WHAT NEEDS TO BE DONE. For the word "image", state how many lines below contain it. Give no other text.

%%

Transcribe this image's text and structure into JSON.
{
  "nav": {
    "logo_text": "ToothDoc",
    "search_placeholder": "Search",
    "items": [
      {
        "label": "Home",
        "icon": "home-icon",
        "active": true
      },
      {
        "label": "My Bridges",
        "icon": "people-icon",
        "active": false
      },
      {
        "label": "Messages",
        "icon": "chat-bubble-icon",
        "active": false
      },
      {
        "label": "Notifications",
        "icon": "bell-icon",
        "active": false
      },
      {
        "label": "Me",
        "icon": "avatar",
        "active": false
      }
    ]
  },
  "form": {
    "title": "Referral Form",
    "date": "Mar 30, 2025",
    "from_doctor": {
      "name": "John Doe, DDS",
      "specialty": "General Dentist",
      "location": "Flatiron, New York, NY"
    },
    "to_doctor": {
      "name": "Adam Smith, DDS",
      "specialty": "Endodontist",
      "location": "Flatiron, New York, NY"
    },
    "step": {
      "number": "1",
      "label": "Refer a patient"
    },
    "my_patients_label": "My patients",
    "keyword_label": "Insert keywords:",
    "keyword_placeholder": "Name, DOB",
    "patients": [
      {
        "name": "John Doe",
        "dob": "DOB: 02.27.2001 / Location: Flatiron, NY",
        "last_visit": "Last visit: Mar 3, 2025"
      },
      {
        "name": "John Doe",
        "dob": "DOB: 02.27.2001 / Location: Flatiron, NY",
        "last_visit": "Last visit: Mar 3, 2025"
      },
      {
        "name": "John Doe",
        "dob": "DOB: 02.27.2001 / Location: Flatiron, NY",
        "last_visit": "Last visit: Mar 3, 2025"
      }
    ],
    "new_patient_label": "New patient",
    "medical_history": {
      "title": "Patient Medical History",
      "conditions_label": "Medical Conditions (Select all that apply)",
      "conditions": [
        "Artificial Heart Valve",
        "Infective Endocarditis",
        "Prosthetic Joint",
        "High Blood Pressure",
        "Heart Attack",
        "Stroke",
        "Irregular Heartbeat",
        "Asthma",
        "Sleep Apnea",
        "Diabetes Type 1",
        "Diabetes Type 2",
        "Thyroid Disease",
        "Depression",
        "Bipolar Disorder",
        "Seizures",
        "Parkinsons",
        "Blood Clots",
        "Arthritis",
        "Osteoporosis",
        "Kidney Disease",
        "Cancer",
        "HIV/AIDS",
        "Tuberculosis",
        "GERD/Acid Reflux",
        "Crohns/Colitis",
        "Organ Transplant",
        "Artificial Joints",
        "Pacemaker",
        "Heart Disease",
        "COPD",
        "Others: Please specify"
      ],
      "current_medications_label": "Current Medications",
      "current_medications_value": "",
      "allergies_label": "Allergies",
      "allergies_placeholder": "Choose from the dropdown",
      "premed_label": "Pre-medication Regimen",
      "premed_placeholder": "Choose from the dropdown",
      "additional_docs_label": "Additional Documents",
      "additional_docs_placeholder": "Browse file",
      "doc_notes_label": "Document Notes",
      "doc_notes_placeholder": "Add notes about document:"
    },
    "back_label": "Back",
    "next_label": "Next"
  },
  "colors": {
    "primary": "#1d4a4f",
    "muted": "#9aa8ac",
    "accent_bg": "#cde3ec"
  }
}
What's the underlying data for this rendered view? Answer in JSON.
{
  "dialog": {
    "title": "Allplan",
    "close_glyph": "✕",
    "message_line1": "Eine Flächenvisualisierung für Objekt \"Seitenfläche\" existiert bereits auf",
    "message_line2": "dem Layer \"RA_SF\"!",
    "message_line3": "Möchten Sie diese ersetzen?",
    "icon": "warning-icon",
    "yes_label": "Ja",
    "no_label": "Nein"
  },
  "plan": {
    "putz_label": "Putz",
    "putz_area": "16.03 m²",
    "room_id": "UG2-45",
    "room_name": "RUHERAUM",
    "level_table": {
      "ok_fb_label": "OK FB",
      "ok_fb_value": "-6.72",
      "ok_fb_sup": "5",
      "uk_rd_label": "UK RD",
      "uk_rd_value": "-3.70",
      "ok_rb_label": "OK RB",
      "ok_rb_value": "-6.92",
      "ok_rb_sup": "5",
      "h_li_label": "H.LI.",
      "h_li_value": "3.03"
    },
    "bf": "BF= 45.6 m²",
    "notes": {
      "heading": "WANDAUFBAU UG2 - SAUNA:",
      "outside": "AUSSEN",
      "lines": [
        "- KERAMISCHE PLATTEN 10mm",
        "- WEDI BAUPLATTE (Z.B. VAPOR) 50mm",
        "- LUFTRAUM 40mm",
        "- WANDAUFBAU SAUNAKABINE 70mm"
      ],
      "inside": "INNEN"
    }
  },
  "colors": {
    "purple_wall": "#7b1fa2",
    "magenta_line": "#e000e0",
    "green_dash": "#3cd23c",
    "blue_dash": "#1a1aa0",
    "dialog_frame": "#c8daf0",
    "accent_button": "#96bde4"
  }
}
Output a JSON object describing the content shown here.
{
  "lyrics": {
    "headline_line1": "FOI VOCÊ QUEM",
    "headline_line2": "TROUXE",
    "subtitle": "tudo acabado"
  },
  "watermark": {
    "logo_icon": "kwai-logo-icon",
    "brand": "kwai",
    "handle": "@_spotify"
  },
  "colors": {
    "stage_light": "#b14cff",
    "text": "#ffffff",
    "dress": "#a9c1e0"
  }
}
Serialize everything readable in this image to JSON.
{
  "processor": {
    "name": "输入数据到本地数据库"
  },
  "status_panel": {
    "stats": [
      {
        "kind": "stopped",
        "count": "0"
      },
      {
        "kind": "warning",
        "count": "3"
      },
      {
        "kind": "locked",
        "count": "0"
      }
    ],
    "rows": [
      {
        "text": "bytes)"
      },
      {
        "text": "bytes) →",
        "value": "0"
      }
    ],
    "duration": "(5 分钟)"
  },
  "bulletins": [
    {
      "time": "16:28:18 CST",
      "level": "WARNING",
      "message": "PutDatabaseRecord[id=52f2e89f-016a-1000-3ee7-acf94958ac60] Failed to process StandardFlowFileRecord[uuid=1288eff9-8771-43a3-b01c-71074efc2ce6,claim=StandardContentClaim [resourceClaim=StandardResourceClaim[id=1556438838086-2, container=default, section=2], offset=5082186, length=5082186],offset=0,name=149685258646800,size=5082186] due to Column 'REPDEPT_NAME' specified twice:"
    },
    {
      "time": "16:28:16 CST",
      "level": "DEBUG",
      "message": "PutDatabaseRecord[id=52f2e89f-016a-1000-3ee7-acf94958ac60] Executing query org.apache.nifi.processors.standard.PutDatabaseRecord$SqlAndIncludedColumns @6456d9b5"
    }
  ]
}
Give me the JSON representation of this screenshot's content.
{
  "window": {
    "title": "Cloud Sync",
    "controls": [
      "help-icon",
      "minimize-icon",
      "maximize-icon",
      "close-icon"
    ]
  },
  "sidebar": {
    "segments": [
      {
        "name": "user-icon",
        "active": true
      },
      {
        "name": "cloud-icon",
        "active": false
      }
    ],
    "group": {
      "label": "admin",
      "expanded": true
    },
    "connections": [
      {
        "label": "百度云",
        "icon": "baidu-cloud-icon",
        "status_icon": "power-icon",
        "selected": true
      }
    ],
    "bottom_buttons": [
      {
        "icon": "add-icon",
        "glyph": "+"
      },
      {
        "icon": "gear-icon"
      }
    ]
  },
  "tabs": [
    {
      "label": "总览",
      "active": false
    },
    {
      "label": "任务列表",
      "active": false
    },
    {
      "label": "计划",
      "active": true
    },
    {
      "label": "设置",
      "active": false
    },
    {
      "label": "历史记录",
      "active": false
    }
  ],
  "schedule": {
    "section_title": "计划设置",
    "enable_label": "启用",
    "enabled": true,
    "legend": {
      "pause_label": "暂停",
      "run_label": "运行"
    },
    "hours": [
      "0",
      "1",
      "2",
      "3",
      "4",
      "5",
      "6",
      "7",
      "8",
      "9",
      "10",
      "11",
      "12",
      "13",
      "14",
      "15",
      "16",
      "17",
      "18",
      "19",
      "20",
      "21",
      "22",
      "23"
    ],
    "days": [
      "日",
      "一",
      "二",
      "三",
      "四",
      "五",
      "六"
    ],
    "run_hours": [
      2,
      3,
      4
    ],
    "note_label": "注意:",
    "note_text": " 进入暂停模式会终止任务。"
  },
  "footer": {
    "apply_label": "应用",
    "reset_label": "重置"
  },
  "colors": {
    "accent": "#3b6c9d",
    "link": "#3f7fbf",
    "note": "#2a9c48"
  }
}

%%

SOLUTION TO THE EXERCISE. 2